The test vehicle was an EX hybrid, which has the 1.6-liter, 4-cylinder engine that delivers 227 horsepower and has an EPA-estimated combined fuel economy of 37 MPG. I have to cop to a lot of aggressive city driving and a serious amount of idle time as a filmed video, but I was still able to average 32 MPG, which I’m going to consider a win here.
But how is the system itself? OK.
Here’s the thing. I’ve recently driven some prime examples of what a hybrid powertrain should be, namely the Toyota Venza and the Honda CR-V Hybrid, and the Sorento hybrid isn’t that. It’s perfectly fine. But not exemplary. If you want to resort to lettered grades, in fact, I’d give it a solid A- to the Venza/CR-V Hybrid A+.
So, it’s a solid contender – relatively smooth and only just a little loud – just not top of the class. It was a little rough with some of the stop/starts, and because Sorento itself isn’t as quiet, you could definitely feel when the engine came back on.
A plug-in hybrid is coming in late 2021 as a 2022 model, and that’s what I’m anxious to test. If I could do most of my city driving (think 30 miles of all-electric range) and only deal with the on/off of the engine in longer drives, this vehicle becomes A LOT more attractive.
Generally, I really liked the 2021 Kia Sorento. The design is top-of-the-line, and the interior is comfortable and relatively tech forward. I’m a bit put off by the third row and general lack of cargo volume if you employ the use of said third row, but if you only seat four on a regular basis, this becomes an incredibly attractive proposition.
This model is definitely better than the one preceding it, and I am looking forward to the plug-in hybrid option.

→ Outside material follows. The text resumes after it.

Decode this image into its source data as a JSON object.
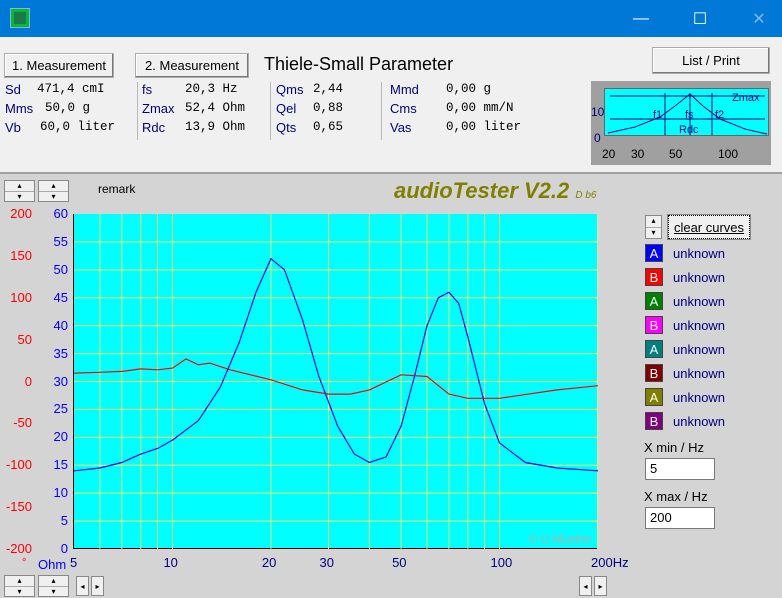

Kia has a lot going for it, and Sorento is a fine example of what you can get in this segment. For my tastes, the EX trim offers the right amenities without an off-the-chart price tag. With the hybrid and EX trim, the as-test price was $38,205. The only option: Runway Red Paint.